MG: I first came to know Vali’s work through Ella Hooper, a friend of mine, who’s Mother was friends with her. She told me about this drawing Vali made for her and how precious it was. I did some research, read her Biography, and became obsessed not only with her work but with her whole being and philosophy. She was an otherworldly institution, a force of nature to be reckoned with. Her rages were like electrical storms and her love like lying in a thousand fields of poppies. I only wish I could have crossed paths with her on this earth.
In a previous interview you mentioned that you and your “wonderful art school friends” sometimes have strange and obscure themed parties; tell us about one of your favourites.
MG: I just finished my last year at the Victorian College of the Arts (VCA) in 2012. I made some of the most incredible friends during my time there, people I’d never thought even existed during my formative years at a private Catholic girls High School. One of my favourite parties was a Roald Dahl themed one, where we ACTUALLY MADE schnozcumbers with cucumbers and tuna. I went as the spider from James and the Giant Peach and thankfully did not resort to actually eating any schnozcumbers. Other fun themes have been ‘Decadence’, ‘Disguise’, and ‘Art Burning’ – where we burnt all of our old and hated art on a huge Bonfire. I won’t go into details but the fire brigade was also in attendance.
I’ve read you’re a fan of the Golden Girls and like to watch it with your nana! What is it that you love so much about them? Which character do you most identify with?
MG: I think it’s more about hanging out with my Nanna than the actuality of Golden Girls, I mean it could be Bewitched, I Dream of Jeannie – we also watch great old daytime movies that they play on those crazy digital channels. ‘Golden Girls’ is great though I think because of all the strong female leads who are older than the usual age bracket for a strong female lead. Not thinking too much about it though, it’s just mindlessly funny and I think my favourite is Blanche, I mean, that hair, that NAME!?
As a fellow Rookie contributor, I wanted to ask you your thoughts on Rookie and of your experience contributing to it; how has contributing to Rookie changed your life and (if at all?) the work you create?
MG: Rookie is a monumentally important website that I am so privileged to be a part of. My experience contributing to it has been nothing but positive. I am now a part of an amazing international community of women who have created a space for young girls to grow not adjusting who they are but embracing it. Rookie has exposed my work to a different, *global* audience than I have in Melbourne, and, created a facet to my art practice that is more commercial and illustrative. Since I began working at Rookie in September of 2011, I have done illustration work for Urban Outfitters and other magazines similar to Rookie. I have also become a member of artist collective ‘The Ardorous’, curated by Petra Collins.

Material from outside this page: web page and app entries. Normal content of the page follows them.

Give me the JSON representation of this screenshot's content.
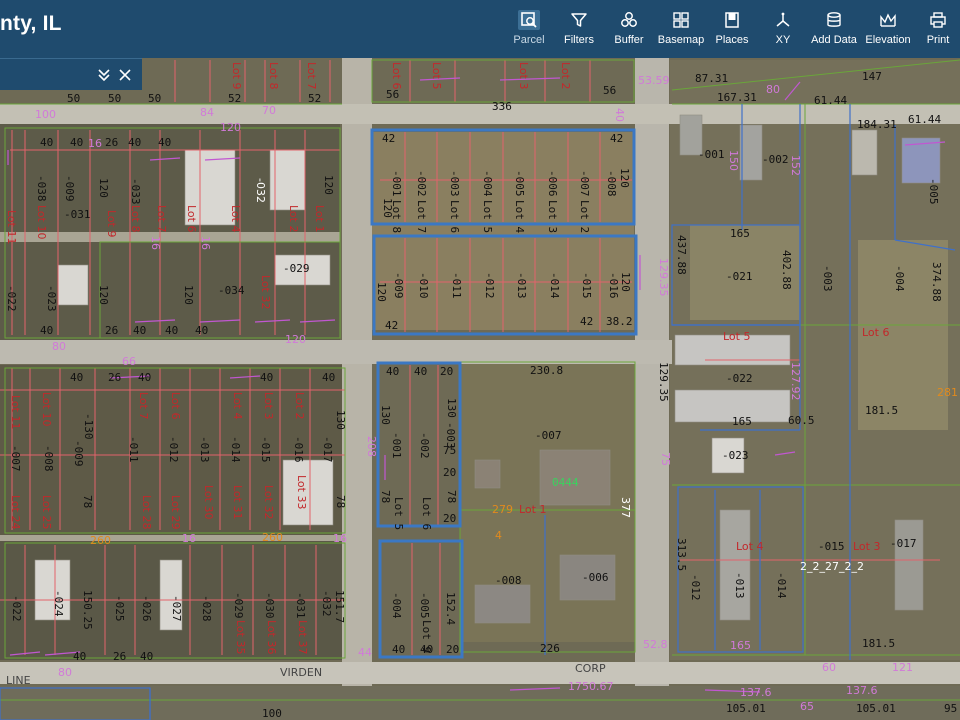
{
  "header": {
    "title": "nty, IL",
    "tools": [
      {
        "id": "parcel",
        "label": "Parcel",
        "icon": "parcel-icon",
        "active": true
      },
      {
        "id": "filters",
        "label": "Filters",
        "icon": "filter-icon",
        "active": false
      },
      {
        "id": "buffer",
        "label": "Buffer",
        "icon": "buffer-icon",
        "active": false
      },
      {
        "id": "basemap",
        "label": "Basemap",
        "icon": "basemap-icon",
        "active": false
      },
      {
        "id": "places",
        "label": "Places",
        "icon": "bookmark-icon",
        "active": false
      },
      {
        "id": "xy",
        "label": "XY",
        "icon": "xy-icon",
        "active": false
      },
      {
        "id": "adddata",
        "label": "Add Data",
        "icon": "database-icon",
        "active": false
      },
      {
        "id": "elevation",
        "label": "Elevation",
        "icon": "elevation-icon",
        "active": false
      },
      {
        "id": "print",
        "label": "Print",
        "icon": "print-icon",
        "active": false
      }
    ]
  },
  "panel": {
    "collapse_icon": "chevron-double-down-icon",
    "close_icon": "close-icon"
  },
  "map": {
    "roads": {
      "virden": "VIRDEN",
      "line": "LINE",
      "corp": "CORP"
    },
    "selected_parcels": {
      "a_nums": [
        "-001",
        "-002",
        "-003",
        "-004",
        "-005",
        "-006",
        "-007",
        "-008"
      ],
      "a_lots": [
        "Lot 8",
        "Lot 7",
        "Lot 6",
        "Lot 5",
        "Lot 4",
        "Lot 3",
        "Lot 2"
      ],
      "a_dims": [
        "42",
        "42",
        "120",
        "120"
      ],
      "b_nums": [
        "-009",
        "-010",
        "-011",
        "-012",
        "-013",
        "-014",
        "-015",
        "-016"
      ],
      "b_dims": [
        "120",
        "120",
        "42",
        "42",
        "38.2"
      ],
      "c_nums": [
        "-001",
        "-002",
        "-003"
      ],
      "c_lots": [
        "Lot 5",
        "Lot 6"
      ],
      "c_dims": [
        "40",
        "40",
        "20",
        "130",
        "130",
        "75",
        "20",
        "78",
        "78",
        "20"
      ],
      "d_nums": [
        "-004",
        "-005"
      ],
      "d_lots": [
        "Lot 9"
      ],
      "d_dims": [
        "152.4",
        "40",
        "40",
        "20"
      ]
    },
    "left_block": {
      "nums": [
        "-038",
        "-009",
        "-031",
        "-033",
        "-034",
        "-029",
        "-022",
        "-023",
        "-032"
      ],
      "lots": [
        "Lot 11",
        "Lot 10",
        "Lot 9",
        "Lot 8",
        "Lot 7",
        "Lot 6",
        "Lot 4",
        "Lot 2",
        "Lot 1",
        "Lot 32"
      ],
      "dims": [
        "26",
        "40",
        "40",
        "40",
        "40",
        "120",
        "120",
        "120",
        "120",
        "26",
        "40",
        "40",
        "40",
        "40",
        "80",
        "120",
        "16",
        "16",
        "16"
      ]
    },
    "mid_block": {
      "nums": [
        "-007",
        "-008",
        "-009",
        "-130",
        "-011",
        "-012",
        "-013",
        "-014",
        "-015",
        "-016",
        "-017"
      ],
      "lots": [
        "Lot 11",
        "Lot 10",
        "Lot 7",
        "Lot 6",
        "Lot 4",
        "Lot 3",
        "Lot 2",
        "Lot 24",
        "Lot 25",
        "Lot 28",
        "Lot 29",
        "Lot 30",
        "Lot 31",
        "Lot 32",
        "Lot 33"
      ],
      "dims": [
        "26",
        "40",
        "40",
        "40",
        "40",
        "66",
        "130",
        "208",
        "78",
        "78",
        "260",
        "260",
        "16",
        "16"
      ]
    },
    "bottom_block": {
      "nums": [
        "-022",
        "-024",
        "-025",
        "-026",
        "-027",
        "-028",
        "-029",
        "-030",
        "-031",
        "-032"
      ],
      "lots": [
        "Lot 35",
        "Lot 36",
        "Lot 37"
      ],
      "dims": [
        "150.25",
        "151.7",
        "26",
        "40",
        "40",
        "40",
        "80",
        "44"
      ]
    },
    "top_strip": {
      "lots": [
        "Lot 9",
        "Lot 8",
        "Lot 7",
        "Lot 6",
        "Lot 5",
        "Lot 3",
        "Lot 2"
      ],
      "dims": [
        "50",
        "50",
        "50",
        "52",
        "52",
        "56",
        "56",
        "100",
        "84",
        "70",
        "336",
        "120",
        "40"
      ]
    },
    "right_block": {
      "nums": [
        "-001",
        "-002",
        "-005",
        "-021",
        "-003",
        "-004",
        "-022",
        "-023",
        "-007",
        "-012",
        "-013",
        "-014",
        "-015",
        "-017",
        "-006",
        "-008"
      ],
      "lots": [
        "Lot 5",
        "Lot 6",
        "Lot 4",
        "Lot 3",
        "Lot 1"
      ],
      "dims": [
        "53.59",
        "87.31",
        "147",
        "167.31",
        "80",
        "61.44",
        "184.31",
        "61.44",
        "165",
        "165",
        "437.88",
        "402.88",
        "374.88",
        "129.35",
        "129.35",
        "127.92",
        "165",
        "60.5",
        "181.5",
        "230.8",
        "75",
        "52.8",
        "313.5",
        "165",
        "181.5",
        "60",
        "121",
        "279",
        "4",
        "226",
        "377",
        "150",
        "152",
        "281",
        "0444",
        "2_2_27_2_2"
      ]
    },
    "bottom_strip": {
      "dims": [
        "1750.67",
        "137.6",
        "137.6",
        "105.01",
        "105.01",
        "95",
        "100",
        "65"
      ]
    }
  },
  "colors": {
    "header_bg": "#1f4b6e",
    "selection_blue": "#3b78c4",
    "parcel_red": "#e0616a",
    "parcel_magenta": "#c157d1",
    "parcel_green": "#6aa23a",
    "road_gray": "#c9c6bd"
  }
}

What’s the greatest thing that happened to you in 2012?
MG: I spent New Year’s Eve in my room listening to the radio and writing down all the good things that happened in 2012, and I realized there were a lot. I was most proud of being on page 3 of The Age newspaper, that was fun because I got to be cut out and put on people’s fridges. I had a fantastic time on a trip to America, and met some of the Rookies. It was also great to finish my thesis, graduate from Uni and perform at the Museum of Contemporary Art in Sydney, and the National Gallery of Victoria with my friends and *band members* Jon Campbell and Georgie Glanville.
What projects are you currently focused on?
MG: I just finished some illustrations for ‘Nasty Gal’ a US based clothing company. Over January I am designing some fabric and will collaborate with my sister to make clothing out of it. I want to establish an online store. As usual, I will be painting, cutting out, writing, tie dying, thinking, imagining, listening, drawing and of course, blogging at minnagilligan.com, where it all began.
*Photo + art courtesy of Minna.